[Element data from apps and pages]

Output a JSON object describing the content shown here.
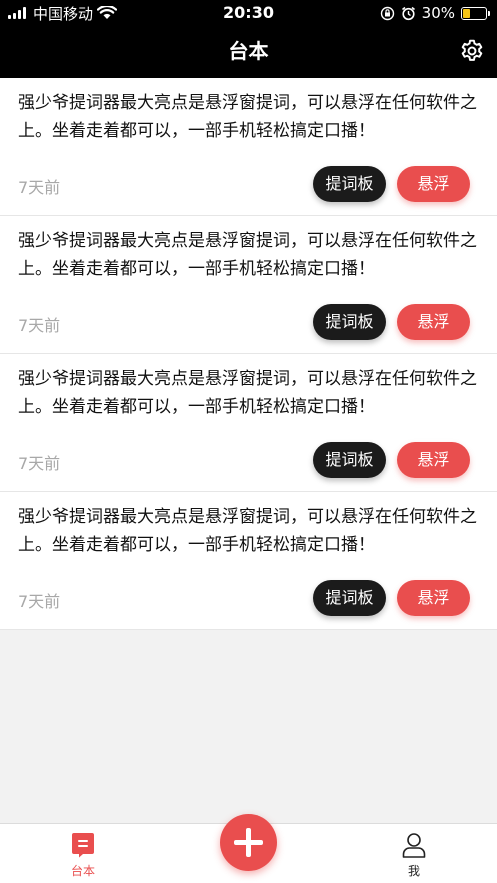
{
  "status_bar": {
    "carrier": "中国移动",
    "time": "20:30",
    "battery_percent": "30%",
    "battery_level": 0.3,
    "icons": [
      "signal-icon",
      "wifi-icon",
      "orientation-lock-icon",
      "alarm-icon",
      "battery-icon"
    ]
  },
  "header": {
    "title": "台本",
    "settings_icon": "gear-icon"
  },
  "scripts": [
    {
      "text": "强少爷提词器最大亮点是悬浮窗提词，可以悬浮在任何软件之上。坐着走着都可以，一部手机轻松搞定口播！",
      "time": "7天前",
      "prompter_label": "提词板",
      "float_label": "悬浮"
    },
    {
      "text": "强少爷提词器最大亮点是悬浮窗提词，可以悬浮在任何软件之上。坐着走着都可以，一部手机轻松搞定口播！",
      "time": "7天前",
      "prompter_label": "提词板",
      "float_label": "悬浮"
    },
    {
      "text": "强少爷提词器最大亮点是悬浮窗提词，可以悬浮在任何软件之上。坐着走着都可以，一部手机轻松搞定口播！",
      "time": "7天前",
      "prompter_label": "提词板",
      "float_label": "悬浮"
    },
    {
      "text": "强少爷提词器最大亮点是悬浮窗提词，可以悬浮在任何软件之上。坐着走着都可以，一部手机轻松搞定口播！",
      "time": "7天前",
      "prompter_label": "提词板",
      "float_label": "悬浮"
    }
  ],
  "tabbar": {
    "scripts_label": "台本",
    "me_label": "我",
    "add_icon": "plus-icon",
    "accent_color": "#e94e4e"
  }
}
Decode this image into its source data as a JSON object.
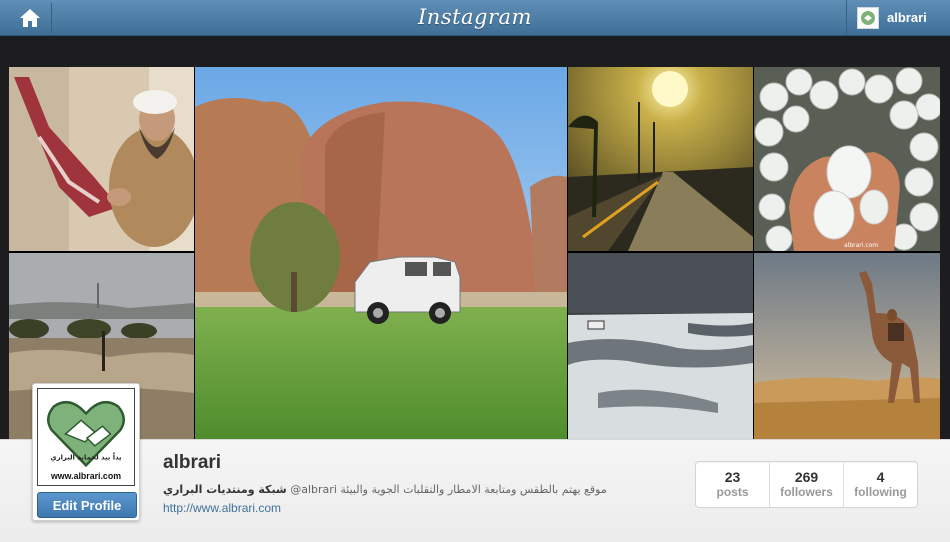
{
  "header": {
    "logo_text": "Instagram",
    "username": "albrari"
  },
  "profile": {
    "username": "albrari",
    "bio_bold": "شبكة ومنتديات البراري",
    "bio_text": "@albrari موقع يهتم بالطقس ومتابعة الامطار والتقلبات الجوية والبيئة",
    "website": "http://www.albrari.com",
    "edit_label": "Edit Profile",
    "avatar_caption": "www.albrari.com",
    "avatar_arabic": "يداً بيد لحماية البراري"
  },
  "stats": [
    {
      "count": "23",
      "label": "posts"
    },
    {
      "count": "269",
      "label": "followers"
    },
    {
      "count": "4",
      "label": "following"
    }
  ],
  "photos": [
    {
      "subject": "man-with-meat"
    },
    {
      "subject": "rock-formation-suv"
    },
    {
      "subject": "road-sunset"
    },
    {
      "subject": "hailstones-hand",
      "caption": "albrari.com"
    },
    {
      "subject": "flooded-desert"
    },
    {
      "subject": "hail-ground"
    },
    {
      "subject": "camel-rider"
    }
  ]
}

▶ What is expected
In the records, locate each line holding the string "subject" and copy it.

▶ Task output
      "subject": "man-with-meat"
      "subject": "rock-formation-suv"
      "subject": "road-sunset"
      "subject": "hailstones-hand",
      "subject": "flooded-desert"
      "subject": "hail-ground"
      "subject": "camel-rider"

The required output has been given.